The collective frustration among the village farmers is palpable. "We have no one to depend on because everybody has the same problem," Soe adds. Some farmers claim they'll keep trying, but ultimately might abandon the village to find another place to find work and farm.
With the start of the the Village Rehabilitation Program, a large and much needed infusion of tools, materials and supplies have just been unloaded from the Merlin barge. This includes saws, axes, machetes, shovels, ropes and nails.
"For Bo Kone, we have hired 350 people to work over the next two weeks," Gabriel explains. They will be clearing debris from roads, school grounds, and rice paddies. Gabriel has also directed workers to dig drainage ditches to eliminate large ponds of standing water — ideal breeding grounds for malaria and dengue-carrying mosquitoes. Repairing the edges of the rice paddies and rehabilitating water ponds, used to store water are additional important tasks for recovery. The village is currently relying on rainwater for clean drinking water, which will present problems when the dry season arrives and rains stop for six months.
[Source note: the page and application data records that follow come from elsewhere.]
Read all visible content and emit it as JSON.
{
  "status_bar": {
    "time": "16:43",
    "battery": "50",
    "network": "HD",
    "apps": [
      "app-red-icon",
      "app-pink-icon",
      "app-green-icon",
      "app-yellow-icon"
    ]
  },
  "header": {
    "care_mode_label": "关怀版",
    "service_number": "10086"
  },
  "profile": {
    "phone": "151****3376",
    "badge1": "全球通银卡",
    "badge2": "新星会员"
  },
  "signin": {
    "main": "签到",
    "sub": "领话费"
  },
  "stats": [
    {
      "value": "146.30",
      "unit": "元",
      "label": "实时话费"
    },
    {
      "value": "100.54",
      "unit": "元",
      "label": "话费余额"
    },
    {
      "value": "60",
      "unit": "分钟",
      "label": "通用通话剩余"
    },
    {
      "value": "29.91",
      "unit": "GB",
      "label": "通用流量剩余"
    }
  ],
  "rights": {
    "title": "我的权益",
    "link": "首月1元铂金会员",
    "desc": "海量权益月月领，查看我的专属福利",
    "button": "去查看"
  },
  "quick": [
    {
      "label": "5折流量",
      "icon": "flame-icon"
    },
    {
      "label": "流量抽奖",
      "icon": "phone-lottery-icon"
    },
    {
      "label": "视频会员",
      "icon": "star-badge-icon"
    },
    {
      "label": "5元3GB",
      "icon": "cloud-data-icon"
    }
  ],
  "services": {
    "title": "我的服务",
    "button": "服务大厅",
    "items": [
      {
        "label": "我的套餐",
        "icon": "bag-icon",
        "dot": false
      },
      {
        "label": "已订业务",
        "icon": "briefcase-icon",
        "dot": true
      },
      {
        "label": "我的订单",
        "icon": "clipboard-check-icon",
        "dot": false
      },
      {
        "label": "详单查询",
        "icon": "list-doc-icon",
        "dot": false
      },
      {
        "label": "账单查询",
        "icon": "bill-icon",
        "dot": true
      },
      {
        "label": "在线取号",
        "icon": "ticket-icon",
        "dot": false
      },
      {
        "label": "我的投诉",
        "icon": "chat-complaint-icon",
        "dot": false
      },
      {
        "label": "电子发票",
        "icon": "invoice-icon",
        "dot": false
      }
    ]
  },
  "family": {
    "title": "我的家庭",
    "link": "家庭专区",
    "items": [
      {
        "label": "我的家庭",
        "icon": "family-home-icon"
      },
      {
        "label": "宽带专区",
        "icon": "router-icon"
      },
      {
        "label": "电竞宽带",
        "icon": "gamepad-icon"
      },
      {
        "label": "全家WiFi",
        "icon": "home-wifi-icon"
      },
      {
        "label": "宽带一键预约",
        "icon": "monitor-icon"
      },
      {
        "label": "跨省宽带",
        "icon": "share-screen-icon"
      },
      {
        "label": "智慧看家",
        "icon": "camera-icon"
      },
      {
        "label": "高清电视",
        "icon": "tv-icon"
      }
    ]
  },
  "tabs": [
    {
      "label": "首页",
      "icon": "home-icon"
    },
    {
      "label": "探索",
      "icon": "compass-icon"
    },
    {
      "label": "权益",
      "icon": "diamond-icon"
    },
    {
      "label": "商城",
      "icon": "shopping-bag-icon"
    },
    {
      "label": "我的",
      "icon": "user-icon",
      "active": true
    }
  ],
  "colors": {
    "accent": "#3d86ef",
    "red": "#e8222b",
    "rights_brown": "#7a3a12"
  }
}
Gabriel explains that jump-starting the recovery process and salvaging this year's rice harvest is at the heart of the Village Rehabilitation Program. "By taking care these clean-up issues, the farmers will be free to focus on getting back to farming." The program will ultimately target upwards of 100 villages, employing 15,000 laborers.
"We were ready to abandon the village and find a place where we can work," says farm laborer Kyaw Soe, who's wife is seven months pregnant.
"But we are willing to try, try once again."